Born in Vienna in April 1902, the cheery-looking Josef Krips seems to have been pre-destined to achieve eminence in the Viennese classics. He recorded with both, the Wiener Philharmoniker and the key London orchestras for Decca in the 1940s, 50s and 60s and the interpretations have genuine expressive power while remaining devoid of exaggeration or affectation.
Here we have Krips giving us the First and Fourth symphonies, respectively of Brahms and Schumann. With the Wiener Philharmoniker, he whips up an almost uncontainable sense of thrill in Brahms’s First. ‘I wrote the Symphony in that first flush of spring which carries a man away even in his old age, and comes over him anew every year’ wrote Schumann of his First Symphony. Krips’s way with the work is unforced and natural, and of his two recordings of Schumann’s Fourth (in 1952 and 1957), the second is included here.
This issue forms part of a series of five reissues devoted to the art of Josef Krips.
Symphony No. 1 in C minor, Op. 68
Symphony No. 4 in E minor, Op. 98
London Symphony Orchestra
Symphony No. 1 in B flat, Op. 38 ‘Spring’
Symphony No. 4 in D minor, Op. 120
London Symphony Orchestra
Recording Producers: John Culshaw (Brahms No. 1); Victor Olof (Brahms No. 4); James Walker (Schumann No. 1); Christopher Whelan (Schumann No. 4)
Balance Engineers: James Brown (Brahms No. 1); unidentified (Brahms No. 4); Ken Cress (Schumann No. 4); Gordon Parry (Schumann No. 4)
Recording Locations: Sofiensaal, Vienna, Austria, October 1956 (Brahms No. 1); Kingsway Hall, London, United Kingdom, April 1950 (Brahms No. 4), October 1956 (Schumann No. 4), May 1957 (Schumann No. 1)
‘The Schumann [Fourth] shows powerful structural conviction … It begins by striking just the right ominous note, and the Allegro grows from this compellingly … Krips’s avoidance of easy sentimentality is welcome, as is his refusal to linger affectionately over passages that please him at the expense of overall vision. Transfers are up to Decca’s customary high quality, giving a clean, immediate sound.’ Gramophone
‘Krips’s smiling, companionable approach is so sympathetic’ (Schumann Symphony No. 1) Gramophone

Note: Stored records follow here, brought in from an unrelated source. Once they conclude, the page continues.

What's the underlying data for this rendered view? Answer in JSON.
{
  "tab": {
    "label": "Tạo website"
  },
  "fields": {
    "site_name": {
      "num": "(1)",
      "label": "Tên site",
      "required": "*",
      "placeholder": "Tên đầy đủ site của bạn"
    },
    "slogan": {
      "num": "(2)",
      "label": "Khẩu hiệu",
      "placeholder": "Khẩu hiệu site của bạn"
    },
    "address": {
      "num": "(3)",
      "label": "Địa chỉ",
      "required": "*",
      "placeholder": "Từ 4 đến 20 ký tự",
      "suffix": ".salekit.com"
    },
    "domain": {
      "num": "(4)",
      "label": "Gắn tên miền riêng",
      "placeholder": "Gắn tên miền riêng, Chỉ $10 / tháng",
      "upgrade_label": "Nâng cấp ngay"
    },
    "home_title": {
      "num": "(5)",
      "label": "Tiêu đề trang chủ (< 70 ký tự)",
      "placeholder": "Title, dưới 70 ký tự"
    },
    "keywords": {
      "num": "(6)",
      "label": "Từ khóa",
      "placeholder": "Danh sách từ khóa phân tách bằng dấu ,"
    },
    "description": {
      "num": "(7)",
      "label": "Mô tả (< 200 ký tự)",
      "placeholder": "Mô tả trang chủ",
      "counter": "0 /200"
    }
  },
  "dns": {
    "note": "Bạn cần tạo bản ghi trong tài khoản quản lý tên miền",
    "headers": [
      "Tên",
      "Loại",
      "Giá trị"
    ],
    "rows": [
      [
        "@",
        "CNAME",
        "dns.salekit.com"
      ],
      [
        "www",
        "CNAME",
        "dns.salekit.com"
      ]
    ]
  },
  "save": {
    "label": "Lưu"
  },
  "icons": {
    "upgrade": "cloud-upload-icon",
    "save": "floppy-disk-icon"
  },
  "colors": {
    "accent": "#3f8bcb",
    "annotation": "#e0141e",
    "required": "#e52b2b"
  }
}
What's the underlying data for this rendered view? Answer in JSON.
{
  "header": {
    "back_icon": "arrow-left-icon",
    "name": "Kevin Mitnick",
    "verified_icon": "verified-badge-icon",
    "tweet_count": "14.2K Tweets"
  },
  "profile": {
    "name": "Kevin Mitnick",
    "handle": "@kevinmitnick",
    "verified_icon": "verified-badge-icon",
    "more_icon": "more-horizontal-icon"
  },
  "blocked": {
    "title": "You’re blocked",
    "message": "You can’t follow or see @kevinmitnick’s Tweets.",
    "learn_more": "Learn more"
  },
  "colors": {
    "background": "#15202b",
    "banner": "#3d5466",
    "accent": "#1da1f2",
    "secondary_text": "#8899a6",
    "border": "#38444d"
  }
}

‘An extremely fine performance in many ways with plenty of weight and sense of purpose. The playing of the Vienna Philharmonic is both sensitive and splendidly alive; the slow movement is thoroughly felt and eloquently phrased. Krips’s reading combines strength and tenderness, power and lyrical feeling’ (Brahms Symphony No. 1) Gramophone
‘Superb … There are no histrionics about Krips’s reading, in which everything is beautifully proportioned and carefully calculated. The music moves forward to its natural climaxes in each of the four movements with a wonderful feeling of inevitability that leads logically and dramatically to the crowning achievement of the great Finale. The orchestral playing is sensitive, vigorous, and poised to a nicety, and the recording does full justice to it.’ (Brahms Symphony No. 4) Gramophone